*ABOUT THIS TASK*.
The data below should be restated word for word, pictures omitted.

*RECORDS FOR THIS TASK*.
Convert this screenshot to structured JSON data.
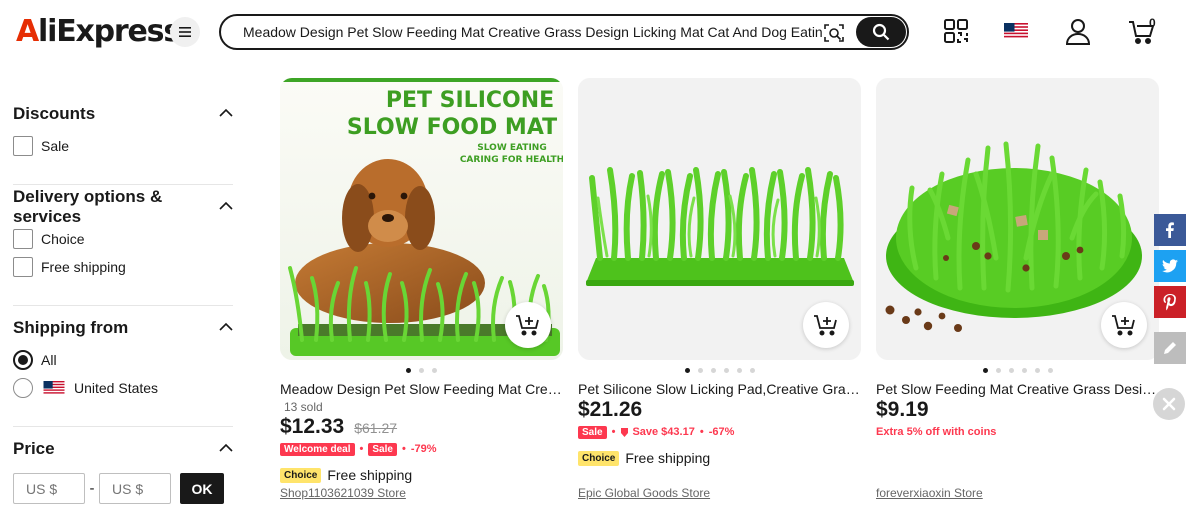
{
  "header": {
    "logo": "AliExpress",
    "search": {
      "value": "Meadow Design Pet Slow Feeding Mat Creative Grass Design Licking Mat Cat And Dog Eating Lick"
    },
    "cart_count": "0",
    "icons": [
      "menu-icon",
      "camera-search-icon",
      "search-icon",
      "qr-code-icon",
      "us-flag-icon",
      "user-icon",
      "cart-icon"
    ]
  },
  "filters": {
    "discounts": {
      "title": "Discounts",
      "options": [
        "Sale"
      ]
    },
    "delivery": {
      "title": "Delivery options & services",
      "options": [
        "Choice",
        "Free shipping"
      ]
    },
    "shipping_from": {
      "title": "Shipping from",
      "options": [
        "All",
        "United States"
      ],
      "selected": "All"
    },
    "price": {
      "title": "Price",
      "min_placeholder": "US $",
      "max_placeholder": "US $",
      "dash": "-",
      "ok": "OK"
    }
  },
  "products": [
    {
      "image_text": {
        "line1": "PET SILICONE",
        "line2": "SLOW FOOD MAT",
        "line3": "SLOW EATING",
        "line4": "CARING FOR HEALTH"
      },
      "title": "Meadow Design Pet Slow Feeding Mat Creative Grass Design Licking Mat Cat And Dog",
      "sold": "13 sold",
      "price": "$12.33",
      "original_price": "$61.27",
      "tag1": "Welcome deal",
      "tag2": "Sale",
      "discount": "-79%",
      "choice": "Choice",
      "shipping": "Free shipping",
      "store": "Shop1103621039 Store",
      "dots": 3,
      "active_dot": 0
    },
    {
      "title": "Pet Silicone Slow Licking Pad,Creative Grass Design Cat And Dog Feeding Mat",
      "price": "$21.26",
      "tag1": "Sale",
      "save": "Save $43.17",
      "discount": "-67%",
      "choice": "Choice",
      "shipping": "Free shipping",
      "store": "Epic Global Goods Store",
      "dots": 6,
      "active_dot": 0
    },
    {
      "title": "Pet Slow Feeding Mat Creative Grass Design Lick Pad For Cats And Dogs",
      "price": "$9.19",
      "coins": "Extra 5% off with coins",
      "store": "foreverxiaoxin Store",
      "dots": 6,
      "active_dot": 0
    }
  ],
  "share": [
    "facebook-icon",
    "twitter-icon",
    "pinterest-icon",
    "edit-icon",
    "close-icon"
  ],
  "colors": {
    "accent_red": "#fd384f",
    "logo_red": "#e62e04",
    "choice_yellow": "#ffe46b",
    "facebook": "#3b5998",
    "twitter": "#1da1f2",
    "pinterest": "#cb2027",
    "edit": "#bdbdbd",
    "grass_green": "#5fd62a"
  }
}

*SOLUTION*.
Convert this screenshot to structured JSON data.
{
  "header": {
    "logo": "AliExpress",
    "search": {
      "value": "Meadow Design Pet Slow Feeding Mat Creative Grass Design Licking Mat Cat And Dog Eating Lick"
    },
    "cart_count": "0",
    "icons": [
      "menu-icon",
      "camera-search-icon",
      "search-icon",
      "qr-code-icon",
      "us-flag-icon",
      "user-icon",
      "cart-icon"
    ]
  },
  "filters": {
    "discounts": {
      "title": "Discounts",
      "options": [
        "Sale"
      ]
    },
    "delivery": {
      "title": "Delivery options & services",
      "options": [
        "Choice",
        "Free shipping"
      ]
    },
    "shipping_from": {
      "title": "Shipping from",
      "options": [
        "All",
        "United States"
      ],
      "selected": "All"
    },
    "price": {
      "title": "Price",
      "min_placeholder": "US $",
      "max_placeholder": "US $",
      "dash": "-",
      "ok": "OK"
    }
  },
  "products": [
    {
      "image_text": {
        "line1": "PET SILICONE",
        "line2": "SLOW FOOD MAT",
        "line3": "SLOW EATING",
        "line4": "CARING FOR HEALTH"
      },
      "title": "Meadow Design Pet Slow Feeding Mat Creative Grass Design Licking Mat Cat And Dog",
      "sold": "13 sold",
      "price": "$12.33",
      "original_price": "$61.27",
      "tag1": "Welcome deal",
      "tag2": "Sale",
      "discount": "-79%",
      "choice": "Choice",
      "shipping": "Free shipping",
      "store": "Shop1103621039 Store",
      "dots": 3,
      "active_dot": 0
    },
    {
      "title": "Pet Silicone Slow Licking Pad,Creative Grass Design Cat And Dog Feeding Mat",
      "price": "$21.26",
      "tag1": "Sale",
      "save": "Save $43.17",
      "discount": "-67%",
      "choice": "Choice",
      "shipping": "Free shipping",
      "store": "Epic Global Goods Store",
      "dots": 6,
      "active_dot": 0
    },
    {
      "title": "Pet Slow Feeding Mat Creative Grass Design Lick Pad For Cats And Dogs",
      "price": "$9.19",
      "coins": "Extra 5% off with coins",
      "store": "foreverxiaoxin Store",
      "dots": 6,
      "active_dot": 0
    }
  ],
  "share": [
    "facebook-icon",
    "twitter-icon",
    "pinterest-icon",
    "edit-icon",
    "close-icon"
  ],
  "colors": {
    "accent_red": "#fd384f",
    "logo_red": "#e62e04",
    "choice_yellow": "#ffe46b",
    "facebook": "#3b5998",
    "twitter": "#1da1f2",
    "pinterest": "#cb2027",
    "edit": "#bdbdbd",
    "grass_green": "#5fd62a"
  }
}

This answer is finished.